Things are not so complicated socially, yet, with Charlotte. Not so much with Olivia. She calls me into her room at night when she has a problem. I love that she does this. She is me. She needs to get it all off of her chest. She waits until the time is right, and confesses. These days, it's girl trouble. I remember it well. The awful start of cliques, and mean girls emerging and heading the pecking order. Olivia told me that she was mean to her friend the other day, at recess, because some other girls thought it was a good idea. It made me angry. It made me feel so sad that all my hard work was wiped away at the mere suggestion of some nameless, faceless girl. It also made me feel sad. Gone are the days of everyone just playing together, and having fun. It becomes more complicated from here on in, and it breaks my heart.
She told her friend after recess, that she was sorry. Thank goodness she has a conscience. She asked her if they could still be friends. Her friend said yes. She came home and confessed, and cried, and cried. She said that she just wanted people to like her, and she didn't want to be alone. I just wanted to cry for her. I just wanted to put her back in her squirrel dress, and cowboy boots. I wanted to take her back to the days of rainbow tights, and tutus, and eating breakfast with a tiara on. We were in such a vibrant, rainbow shimmered, soap bubble. All protected from nameless, faceless people. Where whatever I said, was gospel, and everyday was easy, and filled with simple happiness.
I feel like Olivia's time in our bubble is morphing into something else. Like all soap bubbles, the rainbow swirls on the skin of it disappear, and turn to black and white swooshes, just before they pop.
She was up all night throwing up last night. We have had no sleep. Yet in the quiet of the night, after she was done dry heaving, and the temporary wave of feeling better washed over her, we sat quietly together. Her, on the bath mat. Cross legged. Her hair back in a bun. I thought to myself how much older she looked. What a young girl she is turning into. With worries, and insecurities. But also with confidence, and joy in all she does.

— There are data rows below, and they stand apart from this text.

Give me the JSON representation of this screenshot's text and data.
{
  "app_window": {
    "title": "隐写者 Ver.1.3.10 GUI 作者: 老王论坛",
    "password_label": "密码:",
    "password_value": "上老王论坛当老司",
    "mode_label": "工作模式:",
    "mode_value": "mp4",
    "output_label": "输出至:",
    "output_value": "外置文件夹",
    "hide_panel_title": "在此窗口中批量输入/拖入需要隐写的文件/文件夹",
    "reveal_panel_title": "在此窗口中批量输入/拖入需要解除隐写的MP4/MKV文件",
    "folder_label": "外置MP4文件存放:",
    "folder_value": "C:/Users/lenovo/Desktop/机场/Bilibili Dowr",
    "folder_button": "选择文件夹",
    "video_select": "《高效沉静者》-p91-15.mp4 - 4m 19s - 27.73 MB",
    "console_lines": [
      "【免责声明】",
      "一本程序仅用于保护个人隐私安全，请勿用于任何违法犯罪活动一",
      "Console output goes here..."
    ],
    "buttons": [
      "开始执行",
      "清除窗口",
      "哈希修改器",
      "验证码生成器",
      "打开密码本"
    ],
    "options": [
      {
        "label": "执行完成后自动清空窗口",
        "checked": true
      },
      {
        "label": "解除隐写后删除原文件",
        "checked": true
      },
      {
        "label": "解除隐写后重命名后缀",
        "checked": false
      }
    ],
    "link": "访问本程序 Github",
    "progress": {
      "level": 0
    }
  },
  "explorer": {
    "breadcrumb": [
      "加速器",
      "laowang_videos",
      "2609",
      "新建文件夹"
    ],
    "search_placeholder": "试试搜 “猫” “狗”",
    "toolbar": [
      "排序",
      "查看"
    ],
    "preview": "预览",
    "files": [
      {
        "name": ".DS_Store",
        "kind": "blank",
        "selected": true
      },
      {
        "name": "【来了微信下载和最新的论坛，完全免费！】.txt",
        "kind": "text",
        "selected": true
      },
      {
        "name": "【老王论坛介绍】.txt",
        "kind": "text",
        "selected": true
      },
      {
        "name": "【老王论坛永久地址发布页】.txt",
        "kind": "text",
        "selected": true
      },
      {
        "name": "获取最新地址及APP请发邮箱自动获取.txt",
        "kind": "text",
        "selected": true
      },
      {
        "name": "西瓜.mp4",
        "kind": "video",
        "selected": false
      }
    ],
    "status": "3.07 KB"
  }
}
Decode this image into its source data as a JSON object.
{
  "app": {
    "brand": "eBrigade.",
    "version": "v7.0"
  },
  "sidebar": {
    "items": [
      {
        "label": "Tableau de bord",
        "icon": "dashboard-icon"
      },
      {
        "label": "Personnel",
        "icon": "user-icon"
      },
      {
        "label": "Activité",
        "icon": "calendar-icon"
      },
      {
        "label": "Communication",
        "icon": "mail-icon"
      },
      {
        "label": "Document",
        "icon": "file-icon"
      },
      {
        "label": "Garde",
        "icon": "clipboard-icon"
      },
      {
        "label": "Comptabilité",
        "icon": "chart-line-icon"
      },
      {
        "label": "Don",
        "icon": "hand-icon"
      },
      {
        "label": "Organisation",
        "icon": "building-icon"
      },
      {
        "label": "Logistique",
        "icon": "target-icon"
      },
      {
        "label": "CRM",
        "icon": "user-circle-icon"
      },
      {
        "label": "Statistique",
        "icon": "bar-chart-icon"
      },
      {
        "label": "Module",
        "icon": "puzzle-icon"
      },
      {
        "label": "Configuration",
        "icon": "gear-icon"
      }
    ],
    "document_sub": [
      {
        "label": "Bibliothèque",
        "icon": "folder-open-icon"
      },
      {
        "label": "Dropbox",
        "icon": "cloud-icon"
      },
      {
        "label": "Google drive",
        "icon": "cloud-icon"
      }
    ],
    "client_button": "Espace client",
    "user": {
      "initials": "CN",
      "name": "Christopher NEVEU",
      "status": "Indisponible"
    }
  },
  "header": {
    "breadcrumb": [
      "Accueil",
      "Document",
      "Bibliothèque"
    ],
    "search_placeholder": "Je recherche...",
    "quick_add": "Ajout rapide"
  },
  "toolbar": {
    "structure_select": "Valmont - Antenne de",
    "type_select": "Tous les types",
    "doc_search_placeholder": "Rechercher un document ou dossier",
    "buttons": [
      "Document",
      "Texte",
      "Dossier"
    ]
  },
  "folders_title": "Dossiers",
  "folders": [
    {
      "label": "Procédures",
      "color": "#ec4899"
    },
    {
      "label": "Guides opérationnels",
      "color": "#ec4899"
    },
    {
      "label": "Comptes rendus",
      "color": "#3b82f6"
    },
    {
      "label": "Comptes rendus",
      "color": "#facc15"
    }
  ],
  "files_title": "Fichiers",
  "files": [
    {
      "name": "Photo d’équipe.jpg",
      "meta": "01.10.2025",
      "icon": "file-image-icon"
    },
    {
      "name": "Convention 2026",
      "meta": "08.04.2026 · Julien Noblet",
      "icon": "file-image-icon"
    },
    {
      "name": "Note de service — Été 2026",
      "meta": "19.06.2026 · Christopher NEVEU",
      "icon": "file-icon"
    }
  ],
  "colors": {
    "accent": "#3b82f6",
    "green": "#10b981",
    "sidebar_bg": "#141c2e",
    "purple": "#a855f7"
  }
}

Today, I will let her drink soda. I will feed her crackers. And maybe some soup. I love feeling needed this day. It is my simple happiness. And it brings a smile to her face. It is pure, and easy.
Today, we are still in the safety of our bubble. For just a bit longer.